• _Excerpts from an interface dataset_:
■ ■ ■ ■ ■
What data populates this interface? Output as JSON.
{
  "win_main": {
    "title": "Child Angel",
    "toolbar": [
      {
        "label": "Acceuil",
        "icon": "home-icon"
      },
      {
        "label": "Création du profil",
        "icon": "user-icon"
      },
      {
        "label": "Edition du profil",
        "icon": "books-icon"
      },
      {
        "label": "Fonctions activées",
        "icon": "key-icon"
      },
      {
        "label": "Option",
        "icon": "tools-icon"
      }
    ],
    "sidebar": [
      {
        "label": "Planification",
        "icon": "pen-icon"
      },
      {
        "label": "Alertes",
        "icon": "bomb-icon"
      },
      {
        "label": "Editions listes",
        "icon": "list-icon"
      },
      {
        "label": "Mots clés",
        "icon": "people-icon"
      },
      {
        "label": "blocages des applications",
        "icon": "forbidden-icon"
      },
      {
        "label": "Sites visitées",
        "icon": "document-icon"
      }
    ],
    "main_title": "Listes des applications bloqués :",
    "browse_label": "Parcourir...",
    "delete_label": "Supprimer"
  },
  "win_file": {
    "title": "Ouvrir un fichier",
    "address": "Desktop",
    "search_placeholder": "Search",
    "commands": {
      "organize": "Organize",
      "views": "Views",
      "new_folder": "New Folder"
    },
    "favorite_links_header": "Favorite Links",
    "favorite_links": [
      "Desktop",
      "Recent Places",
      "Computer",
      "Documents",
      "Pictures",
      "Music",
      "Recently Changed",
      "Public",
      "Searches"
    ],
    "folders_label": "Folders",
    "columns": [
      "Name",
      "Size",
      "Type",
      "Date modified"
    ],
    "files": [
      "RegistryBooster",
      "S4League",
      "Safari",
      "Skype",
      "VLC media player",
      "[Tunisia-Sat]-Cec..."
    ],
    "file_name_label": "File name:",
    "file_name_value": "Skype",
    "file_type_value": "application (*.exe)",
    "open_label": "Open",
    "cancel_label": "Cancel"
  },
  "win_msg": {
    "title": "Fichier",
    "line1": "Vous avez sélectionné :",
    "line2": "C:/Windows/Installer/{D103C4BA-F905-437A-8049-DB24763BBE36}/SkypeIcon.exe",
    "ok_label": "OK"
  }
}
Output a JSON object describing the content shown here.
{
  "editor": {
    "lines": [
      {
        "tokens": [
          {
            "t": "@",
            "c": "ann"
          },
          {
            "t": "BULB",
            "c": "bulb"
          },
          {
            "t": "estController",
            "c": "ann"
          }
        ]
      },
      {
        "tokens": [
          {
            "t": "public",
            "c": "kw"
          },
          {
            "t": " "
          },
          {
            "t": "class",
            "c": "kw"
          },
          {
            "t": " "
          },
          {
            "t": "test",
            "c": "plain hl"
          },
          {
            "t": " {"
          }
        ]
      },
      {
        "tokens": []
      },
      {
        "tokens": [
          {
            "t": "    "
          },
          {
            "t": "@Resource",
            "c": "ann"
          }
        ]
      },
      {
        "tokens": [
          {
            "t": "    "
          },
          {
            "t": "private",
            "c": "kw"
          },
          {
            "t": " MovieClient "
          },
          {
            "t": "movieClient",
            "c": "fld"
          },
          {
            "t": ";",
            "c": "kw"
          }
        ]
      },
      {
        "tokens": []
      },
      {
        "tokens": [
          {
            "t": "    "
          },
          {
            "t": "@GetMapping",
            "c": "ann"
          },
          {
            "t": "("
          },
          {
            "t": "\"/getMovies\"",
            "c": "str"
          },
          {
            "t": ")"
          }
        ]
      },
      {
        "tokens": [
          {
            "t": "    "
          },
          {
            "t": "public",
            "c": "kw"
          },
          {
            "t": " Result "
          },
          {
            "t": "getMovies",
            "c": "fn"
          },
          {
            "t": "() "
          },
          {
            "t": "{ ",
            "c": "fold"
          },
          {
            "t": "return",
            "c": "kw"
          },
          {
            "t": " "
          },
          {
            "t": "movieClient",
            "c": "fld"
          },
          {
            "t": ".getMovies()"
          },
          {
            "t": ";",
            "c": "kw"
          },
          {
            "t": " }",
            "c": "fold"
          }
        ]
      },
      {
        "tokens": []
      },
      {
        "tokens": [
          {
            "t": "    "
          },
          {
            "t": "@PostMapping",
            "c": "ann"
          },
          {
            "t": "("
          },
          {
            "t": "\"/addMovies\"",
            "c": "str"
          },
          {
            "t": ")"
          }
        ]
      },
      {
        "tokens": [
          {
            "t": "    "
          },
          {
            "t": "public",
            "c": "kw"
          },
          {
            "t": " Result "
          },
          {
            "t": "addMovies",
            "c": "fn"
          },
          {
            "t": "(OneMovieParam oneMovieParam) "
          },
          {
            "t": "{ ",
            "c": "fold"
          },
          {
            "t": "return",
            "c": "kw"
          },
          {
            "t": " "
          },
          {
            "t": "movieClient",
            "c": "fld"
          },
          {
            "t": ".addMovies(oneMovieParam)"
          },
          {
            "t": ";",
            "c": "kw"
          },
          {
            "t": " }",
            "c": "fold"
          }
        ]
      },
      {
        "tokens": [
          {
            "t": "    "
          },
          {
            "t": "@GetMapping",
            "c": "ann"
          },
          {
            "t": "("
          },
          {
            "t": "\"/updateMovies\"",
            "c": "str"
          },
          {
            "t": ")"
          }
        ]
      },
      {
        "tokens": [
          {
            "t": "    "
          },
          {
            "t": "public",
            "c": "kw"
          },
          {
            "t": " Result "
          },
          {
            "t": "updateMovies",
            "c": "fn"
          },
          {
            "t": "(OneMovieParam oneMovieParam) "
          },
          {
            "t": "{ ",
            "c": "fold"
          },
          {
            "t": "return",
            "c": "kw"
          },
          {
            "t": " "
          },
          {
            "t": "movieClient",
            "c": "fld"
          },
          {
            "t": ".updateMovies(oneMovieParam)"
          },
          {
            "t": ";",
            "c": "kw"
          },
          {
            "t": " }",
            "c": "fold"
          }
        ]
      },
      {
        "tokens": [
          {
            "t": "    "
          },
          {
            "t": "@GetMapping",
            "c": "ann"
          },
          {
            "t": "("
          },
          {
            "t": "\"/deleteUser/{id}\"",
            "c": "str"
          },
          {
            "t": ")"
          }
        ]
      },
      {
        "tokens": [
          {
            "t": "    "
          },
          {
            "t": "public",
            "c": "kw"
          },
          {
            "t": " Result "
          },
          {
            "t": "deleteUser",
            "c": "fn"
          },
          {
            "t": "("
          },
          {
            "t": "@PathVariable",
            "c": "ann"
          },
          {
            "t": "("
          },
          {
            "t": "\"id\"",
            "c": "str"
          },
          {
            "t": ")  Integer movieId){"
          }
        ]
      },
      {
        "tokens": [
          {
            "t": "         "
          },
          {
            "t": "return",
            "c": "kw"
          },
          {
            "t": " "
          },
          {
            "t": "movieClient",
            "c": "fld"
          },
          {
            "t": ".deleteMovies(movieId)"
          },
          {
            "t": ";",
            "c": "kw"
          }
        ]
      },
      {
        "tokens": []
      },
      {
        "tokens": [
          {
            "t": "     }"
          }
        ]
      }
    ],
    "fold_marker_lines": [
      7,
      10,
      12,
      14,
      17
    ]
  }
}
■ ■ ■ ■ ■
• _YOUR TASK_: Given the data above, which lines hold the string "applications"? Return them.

• _TASK RESULT_:
        "label": "blocages des applications",
    "main_title": "Listes des applications bloqués :",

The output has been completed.